The second reason BetterLesson will find little traction with teachers not already disposed to sharing their material online is that BetterLesson ties form tightly to content. I care more about what you did than how you did it. I care that you had students study fractions by making an orchestra out of glasses filled with water. I care significantly less about a) how you paced that lesson, b) its exact content standard alignment, or c) how long your period was. I even hold your lesson objective in a loose grip. The same idea can work across different units, across different content areas.
I’ll wager that 90% of teachers with three or more years of experience can adapt a good idea to their particular context, expanding or contracting it for time, pacing it to their bell schedules, adapting warmup exercises that are appropriate for their students’ prior knowledge or personal experience. At a certain level of experience, that information was no longer valuable to me. The water orchestra is valuable to me.
But BetterLesson has tied all of that lesson form tightly to the lesson content. Not only is that information not fun (see above) but that information forces teachers to a) reverse engineer someone else’s lesson plan, stripping away the pacing guide, standard, and objective, b) locate the interesting idea (the water glass orchestra) and then c) re-engineer it for their own contexts. I can’t predict exactly how many teachers will invest that time for uncertain returns but I’m guessing: not many.
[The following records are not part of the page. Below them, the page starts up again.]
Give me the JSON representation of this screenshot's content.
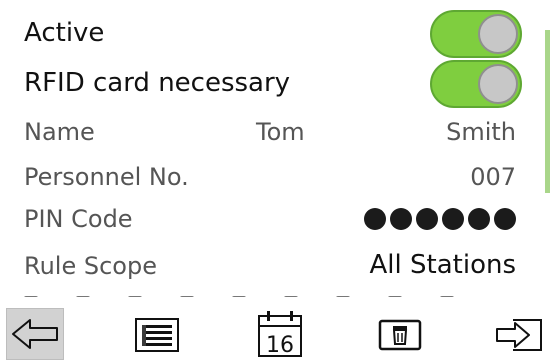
{
  "settings": {
    "active_label": "Active",
    "rfid_label": "RFID card necessary",
    "name_label": "Name",
    "first_name": "Tom",
    "last_name": "Smith",
    "personnel_label": "Personnel No.",
    "personnel_value": "007",
    "pin_label": "PIN Code",
    "rule_scope_label": "Rule Scope",
    "rule_scope_value": "All Stations"
  },
  "toggles": {
    "active_on": true,
    "rfid_on": true
  },
  "pin": {
    "masked_digits": 6
  },
  "toolbar": {
    "calendar_day": "16",
    "buttons": [
      "back-arrow-icon",
      "list-icon",
      "calendar-icon",
      "trash-icon",
      "exit-icon"
    ]
  },
  "colors": {
    "toggle_on": "#7fce3f",
    "toggle_border": "#5ea832",
    "knob": "#c7c7c7",
    "selected_button": "#d2d2d2",
    "accent": "#a9d68a"
  }
}
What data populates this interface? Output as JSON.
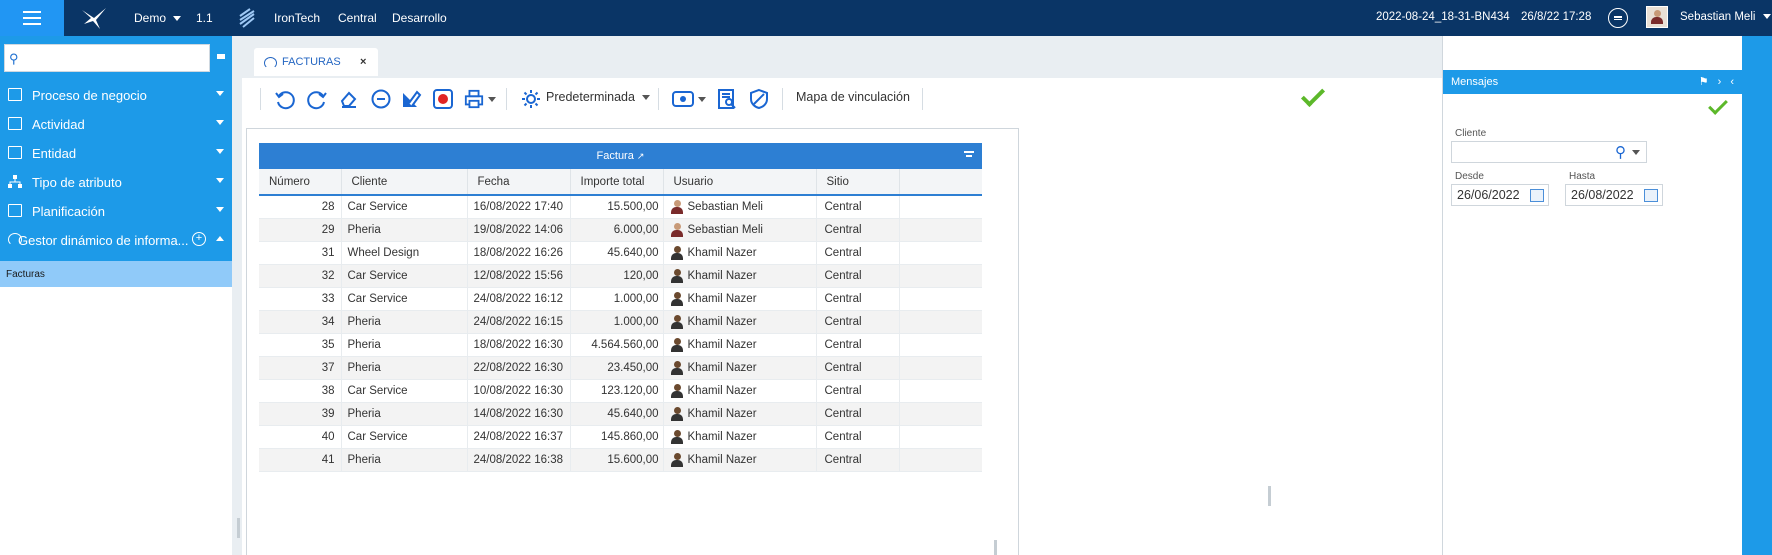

Simon Job recently combined amateur photography and Google satellite imagery to motivate the perimeter of curved shapes, which was really fun. It’s obvious he enjoyed the process.
Kate Nowak enthused in the comments:
Great use of photo + google maps! It can be hard to find circle applications. Thanks for sharing. I think throwing it on the screen as an unfamiliar problem is a good instinct.
Contrast Kate’s enthusiasm with Sheng Ho’s review of BetterLesson:
It is unclear how and why the lessons work or whether they are any good. Takes quite a bit of effort to go through the files to reverse engineer the lesson or make one up for yourself.
Or Derek Follett, referring to lesson sharing services in general:
I feel like I have to do way too much digging into a lesson plan before I get the essence of it then (if it is any good) adapt it to my own lesson. What I would rather see instead is “idea sharing.”
In our follow-up phone conversation, Alex Grodd outlined one of BetterLesson’s foundational design rules, “No red apples, no school buses, no chalk, no rulers, no demeaning clip art.” He said his team compensated for the corny status quo with a utilitarian aesthetic which I am concerned has pushed to the sidelines what makes time spent planning lessons so fulfilling. This is a mistake. I want BetterLesson to succeed. Someone has to succeed in this space. But BetterLesson has traded a fun experience and interesting content for an efficient service and controlled form. I hope the BetterLesson team can find the intersection of those two services. If they can’t, I will still follow their progress with a great ideal of interest, though I don’t think it will surprise me.